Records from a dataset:
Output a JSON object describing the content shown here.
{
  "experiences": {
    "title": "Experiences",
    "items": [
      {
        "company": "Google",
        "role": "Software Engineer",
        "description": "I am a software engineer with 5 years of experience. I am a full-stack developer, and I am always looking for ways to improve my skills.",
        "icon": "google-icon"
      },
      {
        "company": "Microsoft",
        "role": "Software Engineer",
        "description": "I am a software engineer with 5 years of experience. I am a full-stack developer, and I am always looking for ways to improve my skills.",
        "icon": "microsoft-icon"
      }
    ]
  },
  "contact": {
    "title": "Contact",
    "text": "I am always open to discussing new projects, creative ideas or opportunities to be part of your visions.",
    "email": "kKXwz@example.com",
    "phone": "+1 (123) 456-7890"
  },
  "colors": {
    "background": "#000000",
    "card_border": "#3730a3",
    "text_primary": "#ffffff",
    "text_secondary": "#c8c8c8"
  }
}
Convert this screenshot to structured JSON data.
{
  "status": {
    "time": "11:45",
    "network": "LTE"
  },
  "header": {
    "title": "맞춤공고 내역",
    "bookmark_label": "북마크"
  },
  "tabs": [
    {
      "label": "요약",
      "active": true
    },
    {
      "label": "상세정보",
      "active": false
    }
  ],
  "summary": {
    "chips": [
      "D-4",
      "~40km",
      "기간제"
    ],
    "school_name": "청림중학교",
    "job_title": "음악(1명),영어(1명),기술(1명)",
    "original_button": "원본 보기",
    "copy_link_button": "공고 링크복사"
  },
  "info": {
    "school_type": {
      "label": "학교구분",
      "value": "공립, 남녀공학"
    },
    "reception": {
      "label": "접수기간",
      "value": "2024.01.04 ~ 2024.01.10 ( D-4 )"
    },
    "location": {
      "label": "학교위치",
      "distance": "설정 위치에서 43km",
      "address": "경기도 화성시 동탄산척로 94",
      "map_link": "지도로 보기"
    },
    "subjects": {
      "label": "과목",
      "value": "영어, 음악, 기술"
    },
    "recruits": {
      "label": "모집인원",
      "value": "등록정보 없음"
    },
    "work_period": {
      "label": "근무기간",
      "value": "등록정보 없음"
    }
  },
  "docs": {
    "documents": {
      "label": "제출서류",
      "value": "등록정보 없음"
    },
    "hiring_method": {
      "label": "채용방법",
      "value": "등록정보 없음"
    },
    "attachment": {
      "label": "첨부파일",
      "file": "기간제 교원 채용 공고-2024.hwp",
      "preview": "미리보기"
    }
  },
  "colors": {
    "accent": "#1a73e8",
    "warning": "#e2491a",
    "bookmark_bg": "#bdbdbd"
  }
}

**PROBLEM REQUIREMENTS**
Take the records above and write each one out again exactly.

**RESULT OF THIS TASK**
Output a JSON object describing the content shown here.
{
  "experiences": {
    "title": "Experiences",
    "items": [
      {
        "company": "Google",
        "role": "Software Engineer",
        "description": "I am a software engineer with 5 years of experience. I am a full-stack developer, and I am always looking for ways to improve my skills.",
        "icon": "google-icon"
      },
      {
        "company": "Microsoft",
        "role": "Software Engineer",
        "description": "I am a software engineer with 5 years of experience. I am a full-stack developer, and I am always looking for ways to improve my skills.",
        "icon": "microsoft-icon"
      }
    ]
  },
  "contact": {
    "title": "Contact",
    "text": "I am always open to discussing new projects, creative ideas or opportunities to be part of your visions.",
    "email": "kKXwz@example.com",
    "phone": "+1 (123) 456-7890"
  },
  "colors": {
    "background": "#000000",
    "card_border": "#3730a3",
    "text_primary": "#ffffff",
    "text_secondary": "#c8c8c8"
  }
}
Convert this screenshot to structured JSON data.
{
  "status": {
    "time": "11:45",
    "network": "LTE"
  },
  "header": {
    "title": "맞춤공고 내역",
    "bookmark_label": "북마크"
  },
  "tabs": [
    {
      "label": "요약",
      "active": true
    },
    {
      "label": "상세정보",
      "active": false
    }
  ],
  "summary": {
    "chips": [
      "D-4",
      "~40km",
      "기간제"
    ],
    "school_name": "청림중학교",
    "job_title": "음악(1명),영어(1명),기술(1명)",
    "original_button": "원본 보기",
    "copy_link_button": "공고 링크복사"
  },
  "info": {
    "school_type": {
      "label": "학교구분",
      "value": "공립, 남녀공학"
    },
    "reception": {
      "label": "접수기간",
      "value": "2024.01.04 ~ 2024.01.10 ( D-4 )"
    },
    "location": {
      "label": "학교위치",
      "distance": "설정 위치에서 43km",
      "address": "경기도 화성시 동탄산척로 94",
      "map_link": "지도로 보기"
    },
    "subjects": {
      "label": "과목",
      "value": "영어, 음악, 기술"
    },
    "recruits": {
      "label": "모집인원",
      "value": "등록정보 없음"
    },
    "work_period": {
      "label": "근무기간",
      "value": "등록정보 없음"
    }
  },
  "docs": {
    "documents": {
      "label": "제출서류",
      "value": "등록정보 없음"
    },
    "hiring_method": {
      "label": "채용방법",
      "value": "등록정보 없음"
    },
    "attachment": {
      "label": "첨부파일",
      "file": "기간제 교원 채용 공고-2024.hwp",
      "preview": "미리보기"
    }
  },
  "colors": {
    "accent": "#1a73e8",
    "warning": "#e2491a",
    "bookmark_bg": "#bdbdbd"
  }
}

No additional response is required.